§ **WORK REQUIRED**
Across the entries, count the lines that include "Archive" and report only that number.

§ **DATASET**
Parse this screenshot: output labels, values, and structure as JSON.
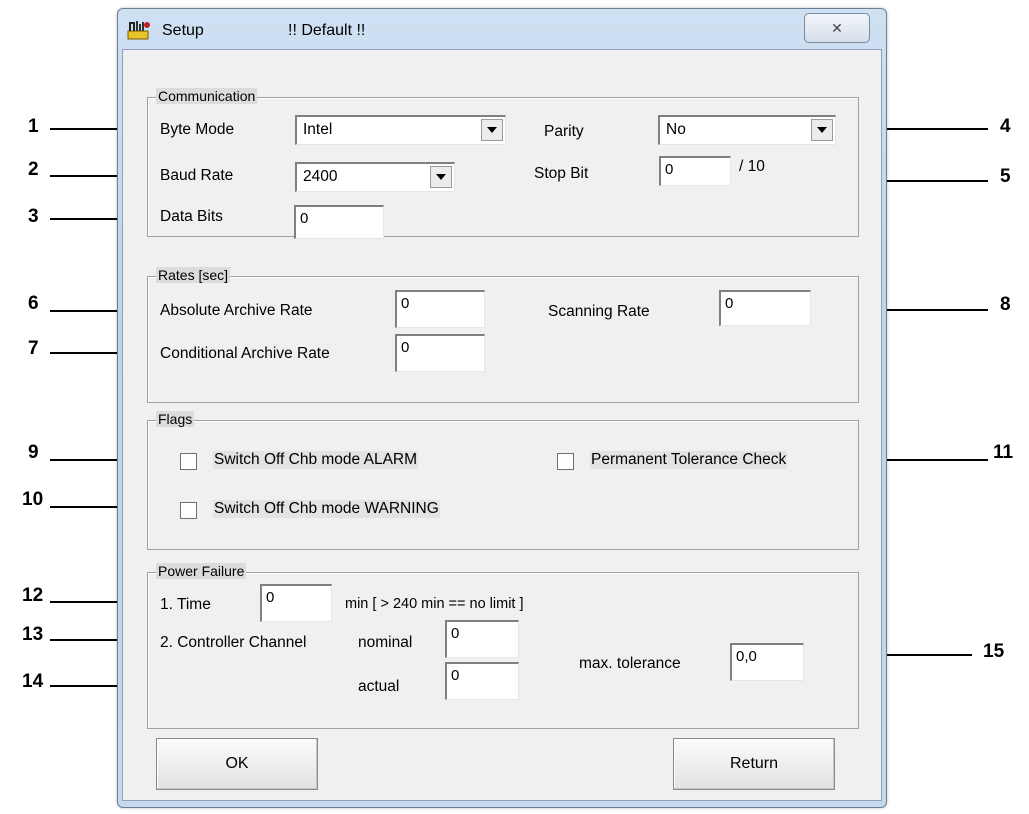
{
  "window": {
    "title": "Setup",
    "subtitle": "!! Default !!",
    "close_glyph": "✕"
  },
  "communication": {
    "title": "Communication",
    "byte_mode": {
      "label": "Byte Mode",
      "value": "Intel"
    },
    "baud_rate": {
      "label": "Baud Rate",
      "value": "2400"
    },
    "data_bits": {
      "label": "Data Bits",
      "value": "0"
    },
    "parity": {
      "label": "Parity",
      "value": "No"
    },
    "stop_bit": {
      "label": "Stop Bit",
      "value": "0",
      "suffix": "/ 10"
    }
  },
  "rates": {
    "title": "Rates [sec]",
    "absolute": {
      "label": "Absolute Archive Rate",
      "value": "0"
    },
    "conditional": {
      "label": "Conditional Archive Rate",
      "value": "0"
    },
    "scanning": {
      "label": "Scanning Rate",
      "value": "0"
    }
  },
  "flags": {
    "title": "Flags",
    "alarm": {
      "label": "Switch Off Chb mode ALARM",
      "checked": false
    },
    "warning": {
      "label": "Switch Off Chb mode WARNING",
      "checked": false
    },
    "tolerance": {
      "label": "Permanent Tolerance Check",
      "checked": false
    }
  },
  "power_failure": {
    "title": "Power Failure",
    "time": {
      "label": "1. Time",
      "value": "0",
      "hint": "min  [ > 240 min == no limit ]"
    },
    "controller_label": "2. Controller Channel",
    "nominal": {
      "label": "nominal",
      "value": "0"
    },
    "actual": {
      "label": "actual",
      "value": "0"
    },
    "max_tolerance": {
      "label": "max. tolerance",
      "value": "0,0"
    }
  },
  "buttons": {
    "ok": "OK",
    "return": "Return"
  },
  "callouts": [
    "1",
    "2",
    "3",
    "4",
    "5",
    "6",
    "7",
    "8",
    "9",
    "10",
    "11",
    "12",
    "13",
    "14",
    "15"
  ],
  "icons": {
    "app": "setup-tools-icon",
    "dropdown": "chevron-down-icon",
    "close": "close-icon"
  }
}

§ **ANSWER BOX**
2